Philippine equities will likely see a period of calm in the fourth quarter following setbacks in the July-September period, analysts said, although the last month of the year could see increased outflows ahead of a US interest rate hike.
“We see calmer markets for the month of October and November as the delay in Fed rate hike and weak September US jobs data provide breathing room – resulting to a slower pace of foreign fund outflows,” investment bank First Metro Investments Corp. (FMIC) and the University of Asia and the Pacific (UA&P) said in the latest edition of The Market Call.
“We could see outflows … pick up pace in December or closer to the last FOMC (Federal Open Market Committee) meeting in 2015,” they added.
“We continue to have a constructive view on Philippine equities as economic growth and earnings outlook are brighter in the next 12 months boosted by election spending.”

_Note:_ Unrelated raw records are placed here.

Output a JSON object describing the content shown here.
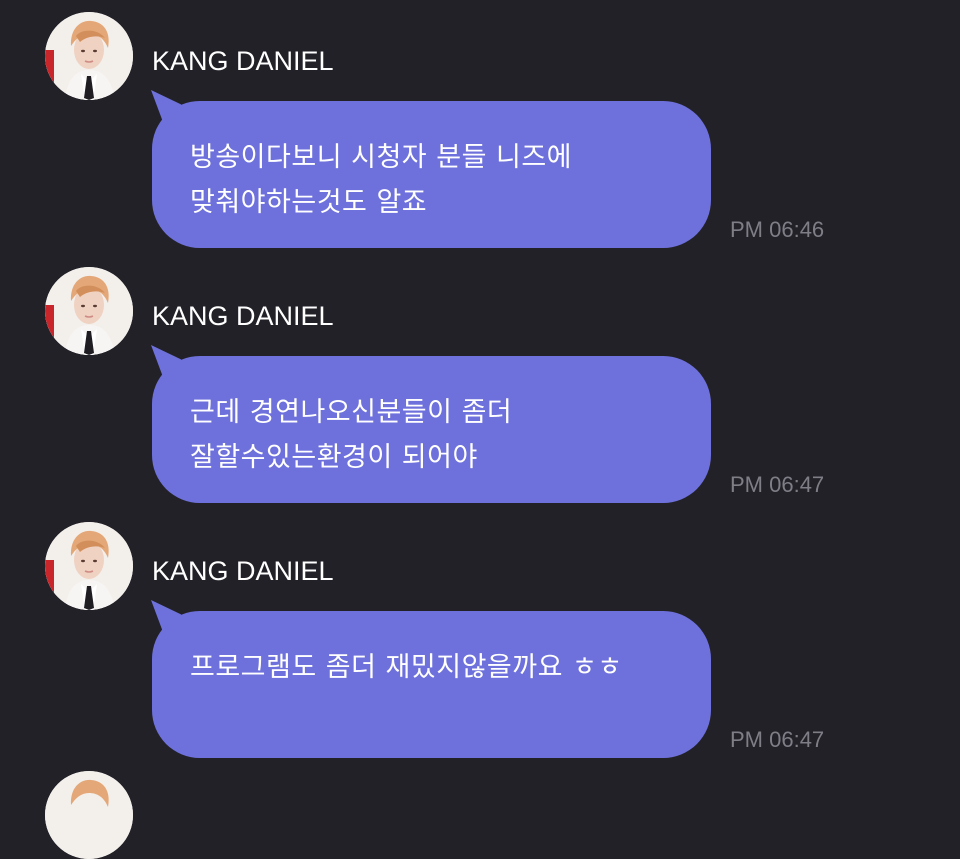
{
  "chat": {
    "messages": [
      {
        "sender": "KANG DANIEL",
        "text": "방송이다보니 시청자 분들 니즈에 맞춰야하는것도 알죠",
        "time": "PM 06:46",
        "avatar_icon": "profile-photo"
      },
      {
        "sender": "KANG DANIEL",
        "text": "근데 경연나오신분들이 좀더 잘할수있는환경이 되어야",
        "time": "PM 06:47",
        "avatar_icon": "profile-photo"
      },
      {
        "sender": "KANG DANIEL",
        "text": "프로그램도 좀더 재밌지않을까요 ㅎㅎ",
        "time": "PM 06:47",
        "avatar_icon": "profile-photo"
      }
    ]
  },
  "colors": {
    "background": "#222128",
    "bubble": "#6e71db",
    "sender_text": "#ffffff",
    "timestamp": "#7f7d86"
  }
}
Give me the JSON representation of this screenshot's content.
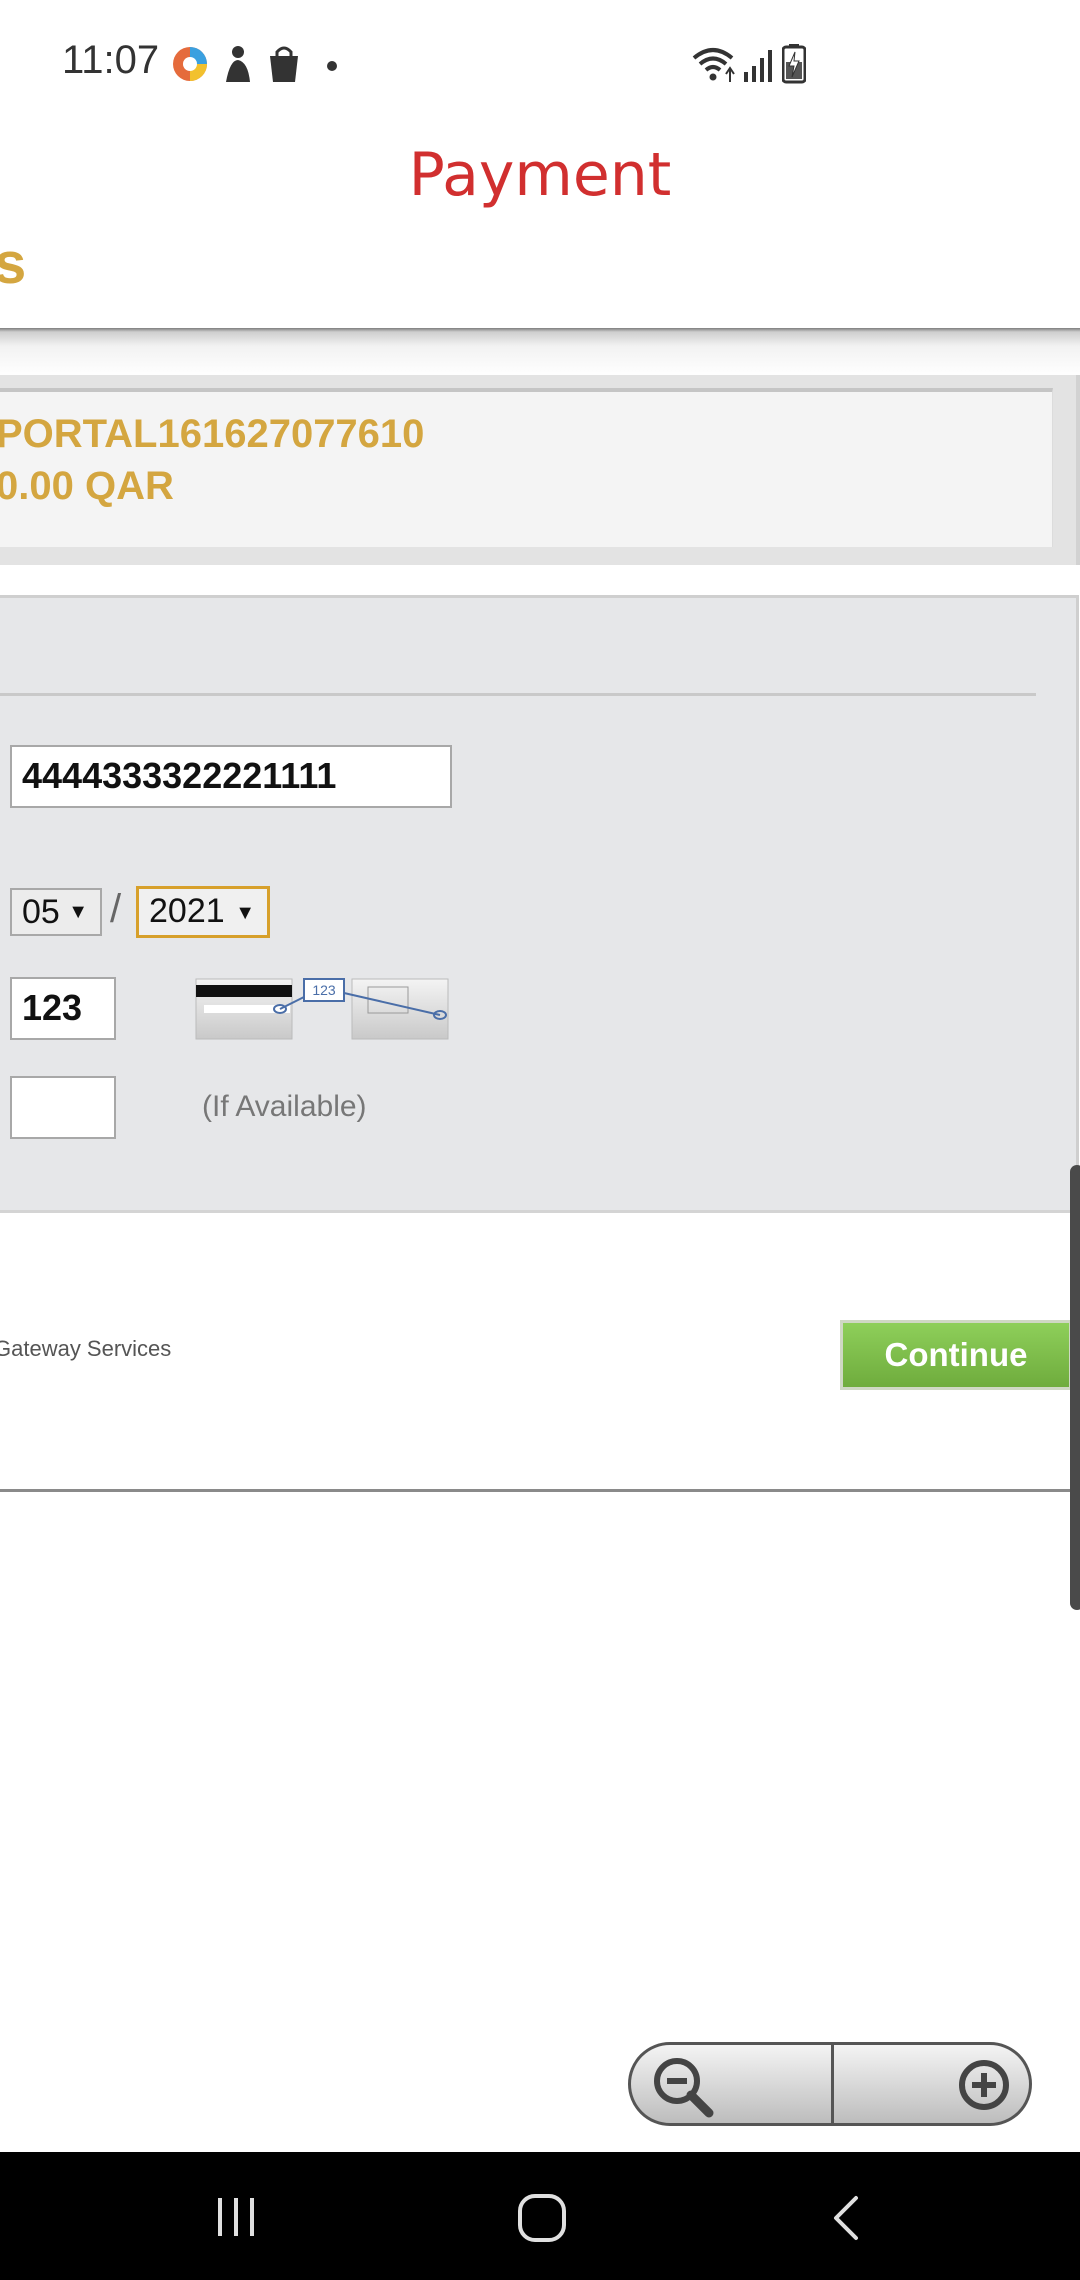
{
  "status_bar": {
    "time": "11:07",
    "icons": [
      "app-notification-icon",
      "app-notification-icon-2",
      "shopping-bag-icon",
      "dot-icon",
      "wifi-icon",
      "signal-icon",
      "battery-charging-icon"
    ]
  },
  "header": {
    "title": "Payment",
    "cut_text": "s"
  },
  "order": {
    "reference": "PORTAL161627077610",
    "amount": "0.00 QAR"
  },
  "form": {
    "card_number": "4444333322221111",
    "expiry_month": "05",
    "expiry_separator": "/",
    "expiry_year": "2021",
    "cvv": "123",
    "cvv_hint_number": "123",
    "optional_field_value": "",
    "optional_hint": "(If Available)"
  },
  "footer": {
    "gateway_text": "Gateway Services",
    "continue_label": "Continue"
  },
  "zoom": {
    "zoom_out_icon": "zoom-out-icon",
    "zoom_in_icon": "zoom-in-icon"
  },
  "nav_bar": {
    "icons": [
      "recent-apps-icon",
      "home-icon",
      "back-icon"
    ]
  },
  "colors": {
    "title_red": "#d12f2f",
    "accent_gold": "#d4a640",
    "continue_green": "#7ab948",
    "panel_grey": "#e6e7e9"
  }
}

Investors may experience a hit as soon as a Fed rate hike commences, but such effects will likely “run out of steam” given the likely impact from election spending.

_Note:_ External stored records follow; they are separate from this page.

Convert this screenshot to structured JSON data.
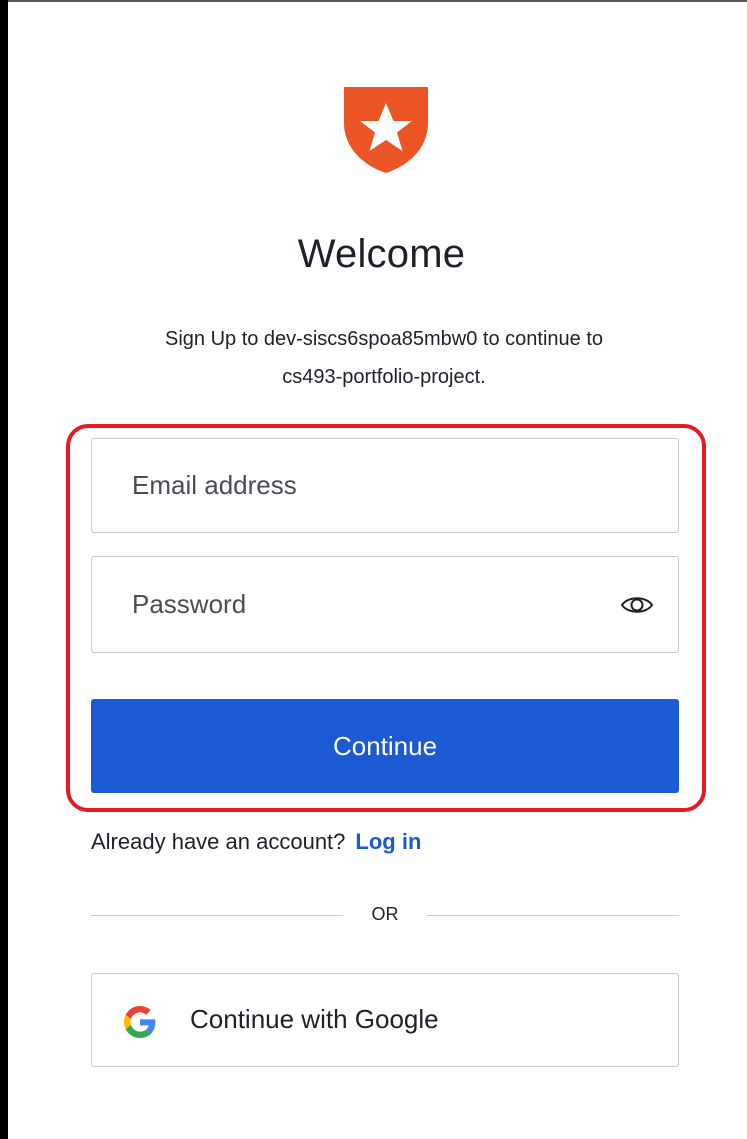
{
  "header": {
    "title": "Welcome",
    "subtitle_line1": "Sign Up to dev-siscs6spoa85mbw0 to continue to",
    "subtitle_line2": "cs493-portfolio-project."
  },
  "form": {
    "email_placeholder": "Email address",
    "email_value": "",
    "password_placeholder": "Password",
    "password_value": "",
    "continue_label": "Continue"
  },
  "login_prompt": {
    "text": "Already have an account?",
    "link_label": "Log in"
  },
  "divider": {
    "label": "OR"
  },
  "social": {
    "google_label": "Continue with Google"
  },
  "icons": {
    "logo": "auth0-shield-star-icon",
    "password_toggle": "eye-icon",
    "google": "google-g-icon"
  },
  "colors": {
    "brand_orange": "#eb5424",
    "primary_button": "#1b5ad3",
    "link": "#1b5ad3",
    "highlight_border": "#e31b23",
    "input_border": "#c9cace",
    "text": "#1e212a"
  }
}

“Foreign outflows could run out of steam after the long-awaited Fed rate hike – setting up for a potential election rally,” FMIC and the UA&P said.
The Philippine Stock Exchange index (PSEi) slumped by 670.5 points or 8.9 percent in the

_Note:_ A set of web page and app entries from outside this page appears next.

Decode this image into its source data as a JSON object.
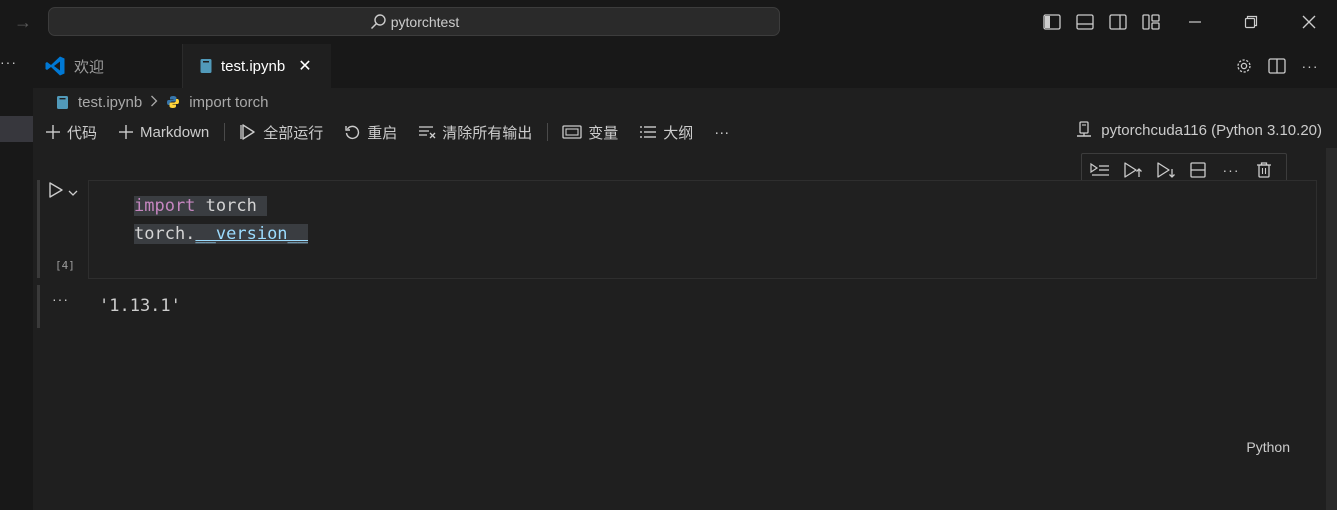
{
  "titlebar": {
    "search_text": "pytorchtest"
  },
  "tabs": [
    {
      "label": "欢迎"
    },
    {
      "label": "test.ipynb"
    }
  ],
  "breadcrumb": {
    "file": "test.ipynb",
    "symbol": "import torch"
  },
  "toolbar": {
    "add_code": "代码",
    "add_markdown": "Markdown",
    "run_all": "全部运行",
    "restart": "重启",
    "clear_outputs": "清除所有输出",
    "variables": "变量",
    "outline": "大纲",
    "more": "···"
  },
  "kernel": {
    "label": "pytorchcuda116 (Python 3.10.20)"
  },
  "cell": {
    "execution_count": "[4]",
    "language": "Python",
    "line1_keyword": "import",
    "line1_rest": " torch ",
    "line2_obj": "torch.",
    "line2_attr": "__version__"
  },
  "output": {
    "dots": "···",
    "text": "'1.13.1'"
  },
  "colors": {
    "accent": "#0078d4",
    "keyword": "#c586c0",
    "attribute": "#9cdcfe",
    "background": "#1f1f1f"
  }
}
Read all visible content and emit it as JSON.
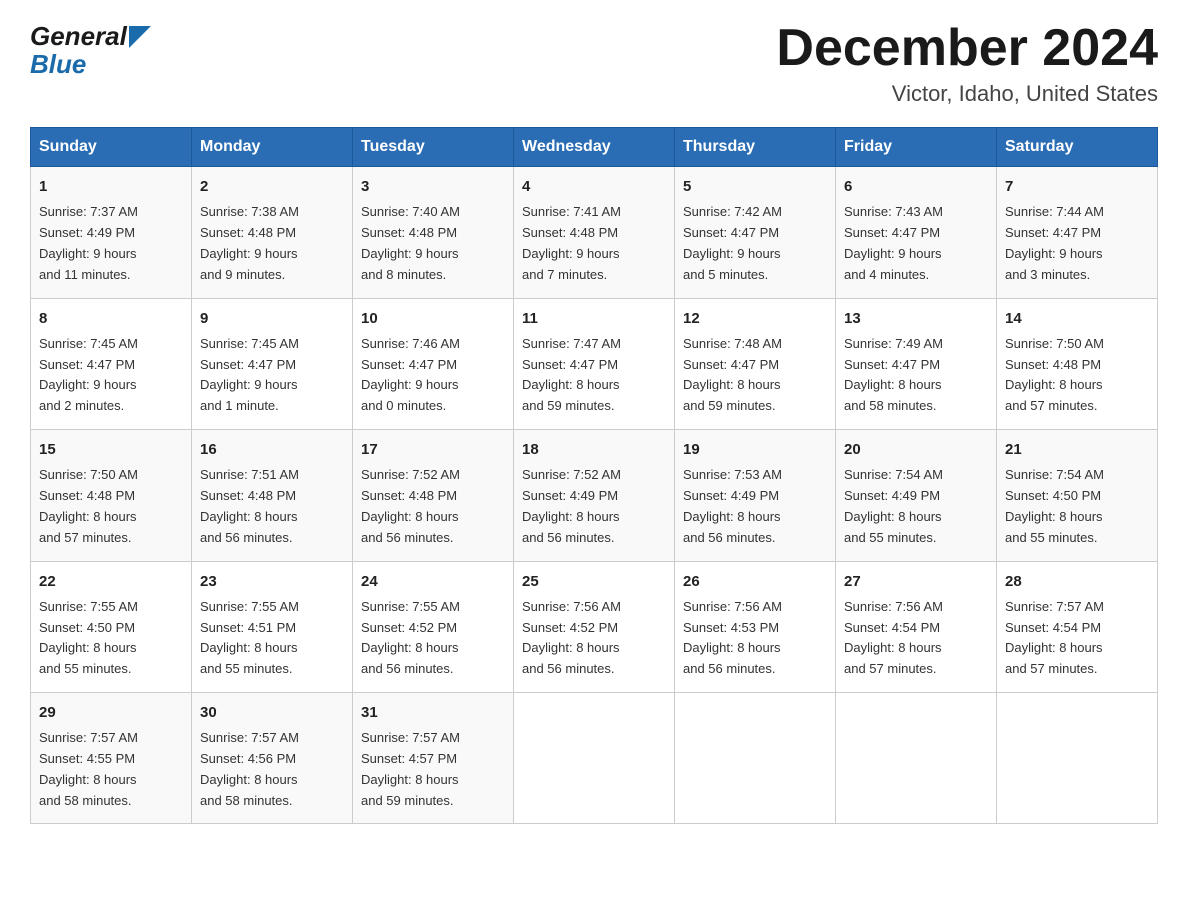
{
  "logo": {
    "general": "General",
    "blue": "Blue"
  },
  "title": "December 2024",
  "location": "Victor, Idaho, United States",
  "days_of_week": [
    "Sunday",
    "Monday",
    "Tuesday",
    "Wednesday",
    "Thursday",
    "Friday",
    "Saturday"
  ],
  "weeks": [
    [
      {
        "day": "1",
        "sunrise": "7:37 AM",
        "sunset": "4:49 PM",
        "daylight": "9 hours and 11 minutes."
      },
      {
        "day": "2",
        "sunrise": "7:38 AM",
        "sunset": "4:48 PM",
        "daylight": "9 hours and 9 minutes."
      },
      {
        "day": "3",
        "sunrise": "7:40 AM",
        "sunset": "4:48 PM",
        "daylight": "9 hours and 8 minutes."
      },
      {
        "day": "4",
        "sunrise": "7:41 AM",
        "sunset": "4:48 PM",
        "daylight": "9 hours and 7 minutes."
      },
      {
        "day": "5",
        "sunrise": "7:42 AM",
        "sunset": "4:47 PM",
        "daylight": "9 hours and 5 minutes."
      },
      {
        "day": "6",
        "sunrise": "7:43 AM",
        "sunset": "4:47 PM",
        "daylight": "9 hours and 4 minutes."
      },
      {
        "day": "7",
        "sunrise": "7:44 AM",
        "sunset": "4:47 PM",
        "daylight": "9 hours and 3 minutes."
      }
    ],
    [
      {
        "day": "8",
        "sunrise": "7:45 AM",
        "sunset": "4:47 PM",
        "daylight": "9 hours and 2 minutes."
      },
      {
        "day": "9",
        "sunrise": "7:45 AM",
        "sunset": "4:47 PM",
        "daylight": "9 hours and 1 minute."
      },
      {
        "day": "10",
        "sunrise": "7:46 AM",
        "sunset": "4:47 PM",
        "daylight": "9 hours and 0 minutes."
      },
      {
        "day": "11",
        "sunrise": "7:47 AM",
        "sunset": "4:47 PM",
        "daylight": "8 hours and 59 minutes."
      },
      {
        "day": "12",
        "sunrise": "7:48 AM",
        "sunset": "4:47 PM",
        "daylight": "8 hours and 59 minutes."
      },
      {
        "day": "13",
        "sunrise": "7:49 AM",
        "sunset": "4:47 PM",
        "daylight": "8 hours and 58 minutes."
      },
      {
        "day": "14",
        "sunrise": "7:50 AM",
        "sunset": "4:48 PM",
        "daylight": "8 hours and 57 minutes."
      }
    ],
    [
      {
        "day": "15",
        "sunrise": "7:50 AM",
        "sunset": "4:48 PM",
        "daylight": "8 hours and 57 minutes."
      },
      {
        "day": "16",
        "sunrise": "7:51 AM",
        "sunset": "4:48 PM",
        "daylight": "8 hours and 56 minutes."
      },
      {
        "day": "17",
        "sunrise": "7:52 AM",
        "sunset": "4:48 PM",
        "daylight": "8 hours and 56 minutes."
      },
      {
        "day": "18",
        "sunrise": "7:52 AM",
        "sunset": "4:49 PM",
        "daylight": "8 hours and 56 minutes."
      },
      {
        "day": "19",
        "sunrise": "7:53 AM",
        "sunset": "4:49 PM",
        "daylight": "8 hours and 56 minutes."
      },
      {
        "day": "20",
        "sunrise": "7:54 AM",
        "sunset": "4:49 PM",
        "daylight": "8 hours and 55 minutes."
      },
      {
        "day": "21",
        "sunrise": "7:54 AM",
        "sunset": "4:50 PM",
        "daylight": "8 hours and 55 minutes."
      }
    ],
    [
      {
        "day": "22",
        "sunrise": "7:55 AM",
        "sunset": "4:50 PM",
        "daylight": "8 hours and 55 minutes."
      },
      {
        "day": "23",
        "sunrise": "7:55 AM",
        "sunset": "4:51 PM",
        "daylight": "8 hours and 55 minutes."
      },
      {
        "day": "24",
        "sunrise": "7:55 AM",
        "sunset": "4:52 PM",
        "daylight": "8 hours and 56 minutes."
      },
      {
        "day": "25",
        "sunrise": "7:56 AM",
        "sunset": "4:52 PM",
        "daylight": "8 hours and 56 minutes."
      },
      {
        "day": "26",
        "sunrise": "7:56 AM",
        "sunset": "4:53 PM",
        "daylight": "8 hours and 56 minutes."
      },
      {
        "day": "27",
        "sunrise": "7:56 AM",
        "sunset": "4:54 PM",
        "daylight": "8 hours and 57 minutes."
      },
      {
        "day": "28",
        "sunrise": "7:57 AM",
        "sunset": "4:54 PM",
        "daylight": "8 hours and 57 minutes."
      }
    ],
    [
      {
        "day": "29",
        "sunrise": "7:57 AM",
        "sunset": "4:55 PM",
        "daylight": "8 hours and 58 minutes."
      },
      {
        "day": "30",
        "sunrise": "7:57 AM",
        "sunset": "4:56 PM",
        "daylight": "8 hours and 58 minutes."
      },
      {
        "day": "31",
        "sunrise": "7:57 AM",
        "sunset": "4:57 PM",
        "daylight": "8 hours and 59 minutes."
      },
      null,
      null,
      null,
      null
    ]
  ],
  "labels": {
    "sunrise": "Sunrise:",
    "sunset": "Sunset:",
    "daylight": "Daylight:"
  },
  "colors": {
    "header_bg": "#2a6db5",
    "header_text": "#ffffff",
    "border": "#999999"
  }
}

third quarter, largely due to market uncertainties traced to Greece and China, unstable peace in Ukraine, as well as global growth concerns.
The analysts noted that the PSEi and US’ Dow Jones Industrial Average were “closely correlated”, showing the local bourse’s vulnerability to global uncertainties given a large mass of foreign investors.
Foreign investors were still bearish in the third quarter, with foreign net sell-offs hitting P59.4 billion from P29.6 billion April-June. This was mostly due to extensive foreign net selling in September at P33 billion.
FMIC and the UA&P said they still favored “defensive stocks”, adding: “We also like stocks that can leverage on election spending. And lastly, be on the lookout for index glamour names with undemanding valuations.”
Companies said to be poised to leverage on election spending include firms exposed to staples (groceries), beverages (alcoholic and non-alcoholics), tobacco and fuel.
In terms of sectors, all declined in the third quarter except for industrial sector, which rallied 7.8 percent from a 10 percent decrease in the previous quarter. Mining and oil had the steepest drop at 21 percent.
Total turnover growth was at negative 6.5, an improvement from the 13.7 percent decline in the second quarter.